The recent controversy surrounding the Browns' handling of Colt McCoy's concussion has dominated so much of the public discourse surrounding the team that it's overshadowed perhaps a larger issue regarding the second-year quarterback: Does McCoy have what it takes to lead the Browns out of the cellar and into contention in the AFC North?
One AFC executive, whose team plays the Browns on occasion, doesn't think so.
In an interview with The Plain Dealer, the executive outlined the reasons why he doesn't think McCoy has what it takes to be the Cleveland's franchise quarterback.
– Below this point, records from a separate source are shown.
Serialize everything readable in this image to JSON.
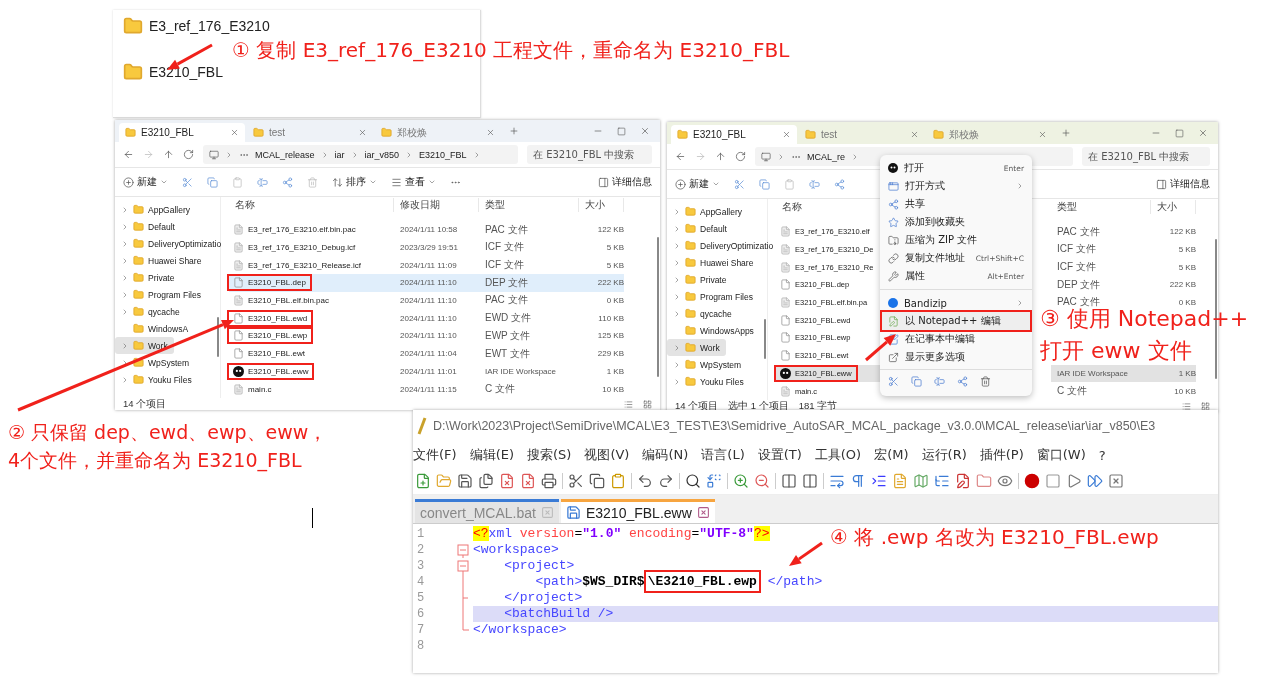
{
  "top_panel": {
    "folders": [
      {
        "name": "E3_ref_176_E3210"
      },
      {
        "name": "E3210_FBL"
      }
    ]
  },
  "annotations": [
    {
      "lines": [
        "① 复制 E3_ref_176_E3210 工程文件，重命名为 E3210_FBL"
      ]
    },
    {
      "lines": [
        "② 只保留 dep、ewd、ewp、eww，",
        "4个文件，并重命名为 E3210_FBL"
      ]
    },
    {
      "lines": [
        "③ 使用 Notepad++",
        "打开 eww 文件"
      ]
    },
    {
      "lines": [
        "④ 将 .ewp 名改为 E3210_FBL.ewp"
      ]
    }
  ],
  "explorers": [
    {
      "tabs": [
        {
          "label": "E3210_FBL",
          "selected": true
        },
        {
          "label": "test",
          "selected": false
        },
        {
          "label": "郑校焕",
          "selected": false
        }
      ],
      "breadcrumb": [
        "MCAL_release",
        "iar",
        "iar_v850",
        "E3210_FBL"
      ],
      "search": {
        "placeholder": "在 E3210_FBL 中搜索"
      },
      "toolbar": [
        {
          "kind": "new",
          "label": "新建"
        },
        {
          "kind": "cut"
        },
        {
          "kind": "copy"
        },
        {
          "kind": "paste"
        },
        {
          "kind": "rename"
        },
        {
          "kind": "share"
        },
        {
          "kind": "delete"
        },
        {
          "kind": "sort",
          "label": "排序"
        },
        {
          "kind": "view",
          "label": "查看"
        },
        {
          "kind": "more"
        }
      ],
      "details": "详细信息",
      "sidebar": [
        {
          "label": "AppGallery",
          "has_children": true,
          "selected": false
        },
        {
          "label": "Default",
          "has_children": true,
          "selected": false
        },
        {
          "label": "DeliveryOptimizatio",
          "has_children": true,
          "selected": false
        },
        {
          "label": "Huawei Share",
          "has_children": true,
          "selected": false
        },
        {
          "label": "Private",
          "has_children": true,
          "selected": false
        },
        {
          "label": "Program Files",
          "has_children": true,
          "selected": false
        },
        {
          "label": "qycache",
          "has_children": true,
          "selected": false
        },
        {
          "label": "WindowsA",
          "has_children": false,
          "selected": false
        },
        {
          "label": "Work",
          "has_children": true,
          "selected": true
        },
        {
          "label": "WpSystem",
          "has_children": true,
          "selected": false
        },
        {
          "label": "Youku Files",
          "has_children": true,
          "selected": false
        }
      ],
      "columns": [
        "名称",
        "修改日期",
        "类型",
        "大小"
      ],
      "files": [
        {
          "name": "E3_ref_176_E3210.elf.bin.pac",
          "date": "2024/1/11 10:58",
          "type": "PAC 文件",
          "size": "122 KB",
          "kind": "generic",
          "selected": false,
          "marked": false
        },
        {
          "name": "E3_ref_176_E3210_Debug.icf",
          "date": "2023/3/29 19:51",
          "type": "ICF 文件",
          "size": "5 KB",
          "kind": "generic",
          "selected": false,
          "marked": false
        },
        {
          "name": "E3_ref_176_E3210_Release.icf",
          "date": "2024/1/11 11:09",
          "type": "ICF 文件",
          "size": "5 KB",
          "kind": "generic",
          "selected": false,
          "marked": false
        },
        {
          "name": "E3210_FBL.dep",
          "date": "2024/1/11 11:10",
          "type": "DEP 文件",
          "size": "222 KB",
          "kind": "document",
          "selected": true,
          "marked": true
        },
        {
          "name": "E3210_FBL.elf.bin.pac",
          "date": "2024/1/11 11:10",
          "type": "PAC 文件",
          "size": "0 KB",
          "kind": "generic",
          "selected": false,
          "marked": false
        },
        {
          "name": "E3210_FBL.ewd",
          "date": "2024/1/11 11:10",
          "type": "EWD 文件",
          "size": "110 KB",
          "kind": "document",
          "selected": false,
          "marked": true
        },
        {
          "name": "E3210_FBL.ewp",
          "date": "2024/1/11 11:10",
          "type": "EWP 文件",
          "size": "125 KB",
          "kind": "document",
          "selected": false,
          "marked": true
        },
        {
          "name": "E3210_FBL.ewt",
          "date": "2024/1/11 11:04",
          "type": "EWT 文件",
          "size": "229 KB",
          "kind": "document",
          "selected": false,
          "marked": false
        },
        {
          "name": "E3210_FBL.eww",
          "date": "2024/1/11 11:01",
          "type": "IAR IDE Workspace",
          "size": "1 KB",
          "kind": "workspace",
          "selected": false,
          "marked": true
        },
        {
          "name": "main.c",
          "date": "2024/1/11 11:15",
          "type": "C 文件",
          "size": "10 KB",
          "kind": "generic",
          "selected": false,
          "marked": false
        }
      ],
      "status": [
        "14 个项目"
      ]
    },
    {
      "tabs": [
        {
          "label": "E3210_FBL",
          "selected": true
        },
        {
          "label": "test",
          "selected": false
        },
        {
          "label": "郑校焕",
          "selected": false
        }
      ],
      "breadcrumb": [
        "MCAL_re"
      ],
      "search": {
        "placeholder": "在 E3210_FBL 中搜索"
      },
      "toolbar": [
        {
          "kind": "new",
          "label": "新建"
        },
        {
          "kind": "cut"
        },
        {
          "kind": "copy"
        },
        {
          "kind": "paste"
        },
        {
          "kind": "rename"
        },
        {
          "kind": "share"
        }
      ],
      "details": "详细信息",
      "sidebar": [
        {
          "label": "AppGallery",
          "has_children": true,
          "selected": false
        },
        {
          "label": "Default",
          "has_children": true,
          "selected": false
        },
        {
          "label": "DeliveryOptimizatio",
          "has_children": true,
          "selected": false
        },
        {
          "label": "Huawei Share",
          "has_children": true,
          "selected": false
        },
        {
          "label": "Private",
          "has_children": true,
          "selected": false
        },
        {
          "label": "Program Files",
          "has_children": true,
          "selected": false
        },
        {
          "label": "qycache",
          "has_children": true,
          "selected": false
        },
        {
          "label": "WindowsApps",
          "has_children": false,
          "selected": false
        },
        {
          "label": "Work",
          "has_children": true,
          "selected": true
        },
        {
          "label": "WpSystem",
          "has_children": true,
          "selected": false
        },
        {
          "label": "Youku Files",
          "has_children": true,
          "selected": false
        }
      ],
      "columns": [
        "名称",
        "类型",
        "大小"
      ],
      "files": [
        {
          "name": "E3_ref_176_E3210.elf",
          "type": "PAC 文件",
          "size": "122 KB",
          "kind": "generic",
          "selected": false,
          "marked": false
        },
        {
          "name": "E3_ref_176_E3210_De",
          "type": "ICF 文件",
          "size": "5 KB",
          "kind": "generic",
          "selected": false,
          "marked": false
        },
        {
          "name": "E3_ref_176_E3210_Re",
          "type": "ICF 文件",
          "size": "5 KB",
          "kind": "generic",
          "selected": false,
          "marked": false
        },
        {
          "name": "E3210_FBL.dep",
          "type": "DEP 文件",
          "size": "222 KB",
          "kind": "document",
          "selected": false,
          "marked": false
        },
        {
          "name": "E3210_FBL.elf.bin.pa",
          "type": "PAC 文件",
          "size": "0 KB",
          "kind": "generic",
          "selected": false,
          "marked": false
        },
        {
          "name": "E3210_FBL.ewd",
          "kind": "document",
          "selected": false,
          "marked": false
        },
        {
          "name": "E3210_FBL.ewp",
          "kind": "document",
          "selected": false,
          "marked": false
        },
        {
          "name": "E3210_FBL.ewt",
          "kind": "document",
          "selected": false,
          "marked": false
        },
        {
          "name": "E3210_FBL.eww",
          "type": "IAR IDE Workspace",
          "size": "1 KB",
          "kind": "workspace",
          "selected": true,
          "marked": true
        },
        {
          "name": "main.c",
          "type": "C 文件",
          "size": "10 KB",
          "kind": "generic",
          "selected": false,
          "marked": false
        }
      ],
      "status": [
        "14 个项目",
        "选中 1 个项目",
        "181 字节"
      ],
      "context_menu": {
        "items": [
          {
            "kind": "item",
            "label": "打开",
            "shortcut": "Enter",
            "submenu": false,
            "marked": false
          },
          {
            "kind": "item",
            "label": "打开方式",
            "submenu": true,
            "marked": false
          },
          {
            "kind": "item",
            "label": "共享",
            "submenu": false,
            "marked": false
          },
          {
            "kind": "item",
            "label": "添加到收藏夹",
            "submenu": false,
            "marked": false
          },
          {
            "kind": "item",
            "label": "压缩为 ZIP 文件",
            "submenu": false,
            "marked": false
          },
          {
            "kind": "item",
            "label": "复制文件地址",
            "shortcut": "Ctrl+Shift+C",
            "submenu": false,
            "marked": false
          },
          {
            "kind": "item",
            "label": "属性",
            "shortcut": "Alt+Enter",
            "submenu": false,
            "marked": false
          },
          {
            "kind": "separator"
          },
          {
            "kind": "item",
            "label": "Bandizip",
            "submenu": true,
            "marked": false
          },
          {
            "kind": "item",
            "label": "以 Notepad++ 编辑",
            "submenu": false,
            "marked": true
          },
          {
            "kind": "item",
            "label": "在记事本中编辑",
            "submenu": false,
            "marked": false
          },
          {
            "kind": "item",
            "label": "显示更多选项",
            "submenu": false,
            "marked": false
          },
          {
            "kind": "icon_row"
          }
        ]
      }
    }
  ],
  "editor": {
    "title": "D:\\Work\\2023\\Project\\SemiDrive\\MCAL\\E3_TEST\\E3\\Semidrive_AutoSAR_MCAL_package_v3.0.0\\MCAL_release\\iar\\iar_v850\\E3",
    "menu": [
      "文件(F)",
      "编辑(E)",
      "搜索(S)",
      "视图(V)",
      "编码(N)",
      "语言(L)",
      "设置(T)",
      "工具(O)",
      "宏(M)",
      "运行(R)",
      "插件(P)",
      "窗口(W)",
      "?"
    ],
    "tabs": [
      {
        "label": "convert_MCAL.bat",
        "selected": false
      },
      {
        "label": "E3210_FBL.eww",
        "selected": true
      }
    ],
    "lines": [
      {
        "number": "1",
        "kind": "plain",
        "current": false,
        "tokens": [
          {
            "kind": "pi",
            "text": "<?"
          },
          {
            "kind": "tag",
            "text": "xml"
          },
          {
            "kind": "attr",
            "text": " version"
          },
          {
            "kind": "plain",
            "text": "="
          },
          {
            "kind": "string",
            "text": "\"1.0\""
          },
          {
            "kind": "attr",
            "text": " encoding"
          },
          {
            "kind": "plain",
            "text": "="
          },
          {
            "kind": "string",
            "text": "\"UTF-8\""
          },
          {
            "kind": "pi",
            "text": "?>"
          }
        ]
      },
      {
        "number": "2",
        "kind": "fold_open",
        "current": false,
        "tokens": [
          {
            "kind": "tag",
            "text": "<workspace>"
          }
        ]
      },
      {
        "number": "3",
        "kind": "fold_open",
        "current": false,
        "tokens": [
          {
            "kind": "tag",
            "text": "<project>"
          }
        ]
      },
      {
        "number": "4",
        "kind": "fold_body",
        "current": false,
        "tokens": [
          {
            "kind": "tag",
            "text": "<path>"
          },
          {
            "kind": "text",
            "text": "$WS_DIR$"
          },
          {
            "kind": "boxed",
            "text": "\\E3210_FBL.ewp"
          },
          {
            "kind": "tag",
            "text": " </path>"
          }
        ]
      },
      {
        "number": "5",
        "kind": "fold_close",
        "current": false,
        "tokens": [
          {
            "kind": "tag",
            "text": "</project>"
          }
        ]
      },
      {
        "number": "6",
        "kind": "fold_body",
        "current": true,
        "tokens": [
          {
            "kind": "tag",
            "text": "<batchBuild />"
          }
        ]
      },
      {
        "number": "7",
        "kind": "fold_end",
        "current": false,
        "tokens": [
          {
            "kind": "tag",
            "text": "</workspace>"
          }
        ]
      },
      {
        "number": "8",
        "kind": "plain",
        "current": false
      }
    ]
  }
}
One of the main arguments centers on the Browns' division.
"Here's the problem -- you play six games against those teams [Pittsburgh, Baltimore and Cincinnati], often in bad weather," the executive said this week. "I think you need a quarterback who is physically big with a strong arm."
The reporter then asked the executive if he liked McCoy, who has 14 touchdowns to 11 interceptions this season.
"Not in that division," he responded. "I'm not saying it's easy to find one. Think of all the quarterbacks that Baltimore went through before Flacco -- [Kyle] Boller, [Trent] Dilfer, [Tony] Banks, [Steve] McNair, [Elvis] Grbac ... I'm sure I'm forgetting some guys. Ben [Roethlisberger] put Pittsburgh on the map for the Super Bowl. [Andy] Dalton can play. Our coaches think Seneca [Wallace] is tougher to defend [than McCoy] because he's more mobile, but he's a backup. For years, the Browns have had a terrible offense and a quarterback problem. They usually go together."
The Browns have two first-round picks in the 2012 draft, but the executive said they shouldn't take a quarterback just for the sake of taking one. If the right player isn't available, he said, they should look to land impact players at other positions.